In preparing and filing its claim, Deepsea followed in the libertarian footsteps of John Locke. It came upon a previously unowned resource, identified a workable quantity, mixed its labor with it, and announced its claim for all to hear. According to noted attorney Northcutt Ely, under existing treaty and customary international law, as well as under general principles of law, Deepsea may acquire exclusive rights in a seabed mineral deposit by "discovery, filing of notice, occupation, and due diligence in exploitation." Such rights apply without any need for assertion of territorial jurisdiction and are enforceable in domestic, foreign, and international courts, wrote Ely. Morally and legally, it is Deepsea, not "all mankind" or the Group of 77, that owns the nodules in its claim.

Why doesn't that settle the issue? For one thing, the Law of the Sea conferences are still continuing, and are still talking of setting up an ISA. As a result, banks have been reluctant to lend Deepsea and the others the additional capital needed to set up full-scale mining operations. The mining companies are therefore lobbying Congress to enact a bill that would compensate them (via tax money) for any losses arising out of a future ISA treaty. It would also require the companies to deposit part of their profits in an escrow account for eventual payment as licensing fees to an ISA.

More than the future of seabed mining hangs in the balance. If the Group of 77 has its way, the remaining two-thirds of the earth's surface will pass from freedom into collective ownership. The mining companies, in their impatience to begin production, are all too willing to undercut the morality of their ownership claims by coming to terms with an ISA, conceding its right to exact tribute (and counting on the taxpayers in the event the tribute proves too large).

Yet there is an alternative that would preserve the principles of property rights and freedom of the seas. That alternative is simply to avoid any UN-backed "international regime" for the seabed. As the Ely opinion made clear, existing international law is sufficient to establish rights in seabed resources.
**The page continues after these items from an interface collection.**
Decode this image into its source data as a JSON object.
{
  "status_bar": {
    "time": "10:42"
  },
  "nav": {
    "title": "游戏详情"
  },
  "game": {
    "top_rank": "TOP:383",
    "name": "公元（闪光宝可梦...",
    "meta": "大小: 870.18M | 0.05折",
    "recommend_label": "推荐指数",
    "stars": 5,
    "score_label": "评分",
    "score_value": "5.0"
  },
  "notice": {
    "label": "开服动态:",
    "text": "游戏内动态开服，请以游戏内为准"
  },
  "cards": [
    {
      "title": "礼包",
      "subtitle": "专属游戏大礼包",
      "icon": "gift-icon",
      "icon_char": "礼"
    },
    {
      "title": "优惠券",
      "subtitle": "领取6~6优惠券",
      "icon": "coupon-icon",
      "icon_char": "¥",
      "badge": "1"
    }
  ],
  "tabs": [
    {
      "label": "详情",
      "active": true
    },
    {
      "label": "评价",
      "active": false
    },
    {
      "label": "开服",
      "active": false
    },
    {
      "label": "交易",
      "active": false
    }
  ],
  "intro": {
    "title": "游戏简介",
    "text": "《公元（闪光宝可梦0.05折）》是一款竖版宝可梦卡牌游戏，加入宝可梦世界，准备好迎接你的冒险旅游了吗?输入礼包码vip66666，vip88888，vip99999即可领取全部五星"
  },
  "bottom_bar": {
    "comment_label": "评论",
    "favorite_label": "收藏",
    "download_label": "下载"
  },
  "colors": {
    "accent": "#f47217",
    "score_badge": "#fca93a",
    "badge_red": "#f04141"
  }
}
All that is required is for those parties with legitimate interests at stake—the mining companies and the governments of the United States, Japan, and Western Europe—to agree among themselves to recognize and respect such claims.

The no-treaty alternative has been picking up support. Many oceanographers have concluded that no treaty would be preferably to the present draft, because the latter would "cripple future marine scientific research," in the words of the Ocean Policy Committee of the National Academy of Sciences. At a 1975 conference cosponsored by the Treasury Department and American Enterprise Institute, law professor Gary Knight pointed out that there is a strong case against the United States signing any UN sea law treaty. A stable framework for ocean industry could instead be provided, he said, by domestic legislation to register claims, bilateral or multilateral treaties for mutual recognition of claims, and limited use of force "to protect deep-seabed mining operations being conducted contrary to a Group of 77 seabed treaty." In July of this year the Wall Street Journal recommended U.S. withdrawal from the Law of the Sea negotiations.

There is a role for U.S. legislation—but not the present compromise approach. Congress should make clear that the United States rejects—for all time—the concept of an International Seabed Authority. It should be U.S. policy to recognize all valid claims by private parties and to reject, as a matter of law, any attempt by the UN or other international bodies to license, regulate, or tax seabed mining. That should be sufficient to relieve the bankers of their fears. No recourse to the taxpayers' wallets is required.

The UN's floating OPEC must be rejected. The "common heritage of mankind" is not collective ownership of seabed minerals. It is, rather, says Northcutt Ely, the "continuing right of free and nondiscriminatory access, free of price control, free of production control, free of restraints of accommodation and restraint of trade." That heritage is called freedom of the seas. And that is what we must preserve.